EXERCISE ▸
Reprint all records below exactly. No images.

MATERIAL FOR THE TASK ▸
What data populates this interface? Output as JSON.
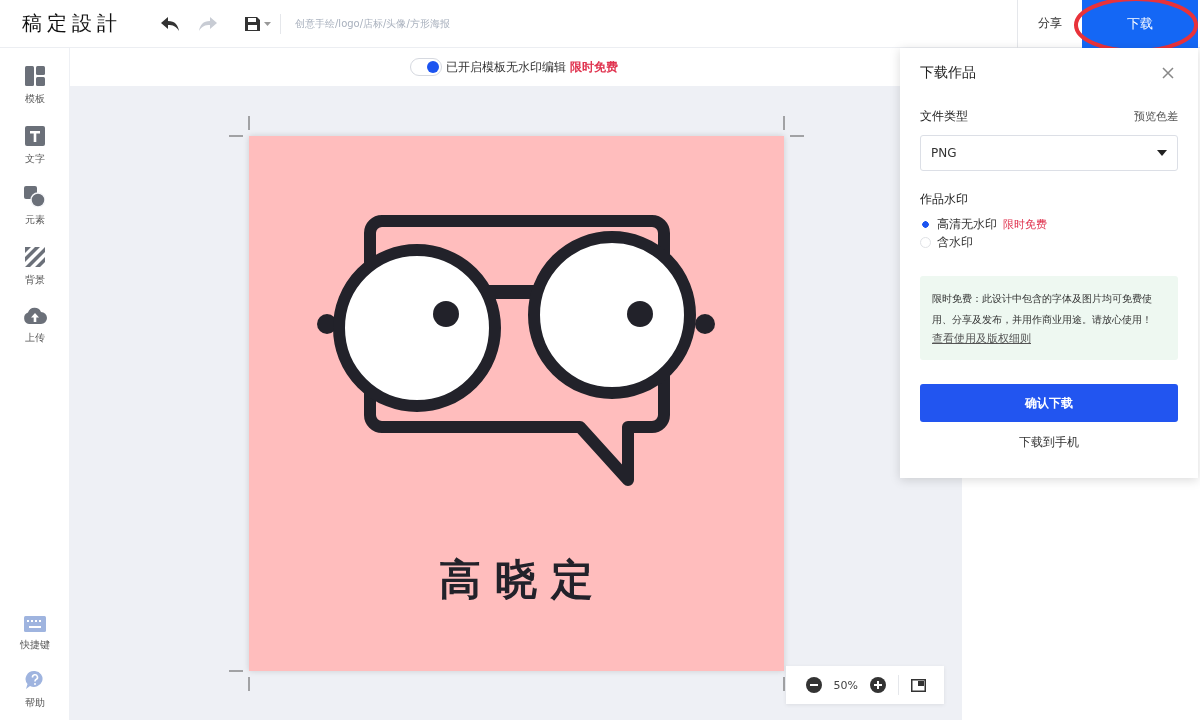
{
  "header": {
    "logo": "稿定設計",
    "design_title": "创意手绘/logo/店标/头像/方形海报",
    "share": "分享",
    "download": "下载"
  },
  "watermark_toggle": {
    "on": true,
    "label": "已开启模板无水印编辑",
    "badge": "限时免费"
  },
  "sidebar": {
    "items": [
      {
        "kind": "template",
        "label": "模板"
      },
      {
        "kind": "text",
        "label": "文字"
      },
      {
        "kind": "element",
        "label": "元素"
      },
      {
        "kind": "background",
        "label": "背景"
      },
      {
        "kind": "upload",
        "label": "上传"
      }
    ],
    "bottom_items": [
      {
        "kind": "keyboard",
        "label": "快捷键"
      },
      {
        "kind": "help",
        "label": "帮助"
      }
    ]
  },
  "artwork": {
    "text": "高晓定"
  },
  "zoom": {
    "reading": "50%"
  },
  "download_panel": {
    "title": "下载作品",
    "file_type_label": "文件类型",
    "preview_label": "预览色差",
    "file_type_value": "PNG",
    "watermark_label": "作品水印",
    "options": [
      {
        "label": "高清无水印",
        "badge": "限时免费",
        "selected": true
      },
      {
        "label": "含水印",
        "selected": false
      }
    ],
    "notice": {
      "text": "限时免费：此设计中包含的字体及图片均可免费使用、分享及发布，并用作商业用途。请放心使用！",
      "link": "查看使用及版权细则"
    },
    "confirm_button": "确认下载",
    "phone_link": "下载到手机"
  }
}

WORKED SOLUTION ▸
What data populates this interface? Output as JSON.
{
  "header": {
    "logo": "稿定設計",
    "design_title": "创意手绘/logo/店标/头像/方形海报",
    "share": "分享",
    "download": "下载"
  },
  "watermark_toggle": {
    "on": true,
    "label": "已开启模板无水印编辑",
    "badge": "限时免费"
  },
  "sidebar": {
    "items": [
      {
        "kind": "template",
        "label": "模板"
      },
      {
        "kind": "text",
        "label": "文字"
      },
      {
        "kind": "element",
        "label": "元素"
      },
      {
        "kind": "background",
        "label": "背景"
      },
      {
        "kind": "upload",
        "label": "上传"
      }
    ],
    "bottom_items": [
      {
        "kind": "keyboard",
        "label": "快捷键"
      },
      {
        "kind": "help",
        "label": "帮助"
      }
    ]
  },
  "artwork": {
    "text": "高晓定"
  },
  "zoom": {
    "reading": "50%"
  },
  "download_panel": {
    "title": "下载作品",
    "file_type_label": "文件类型",
    "preview_label": "预览色差",
    "file_type_value": "PNG",
    "watermark_label": "作品水印",
    "options": [
      {
        "label": "高清无水印",
        "badge": "限时免费",
        "selected": true
      },
      {
        "label": "含水印",
        "selected": false
      }
    ],
    "notice": {
      "text": "限时免费：此设计中包含的字体及图片均可免费使用、分享及发布，并用作商业用途。请放心使用！",
      "link": "查看使用及版权细则"
    },
    "confirm_button": "确认下载",
    "phone_link": "下载到手机"
  }
}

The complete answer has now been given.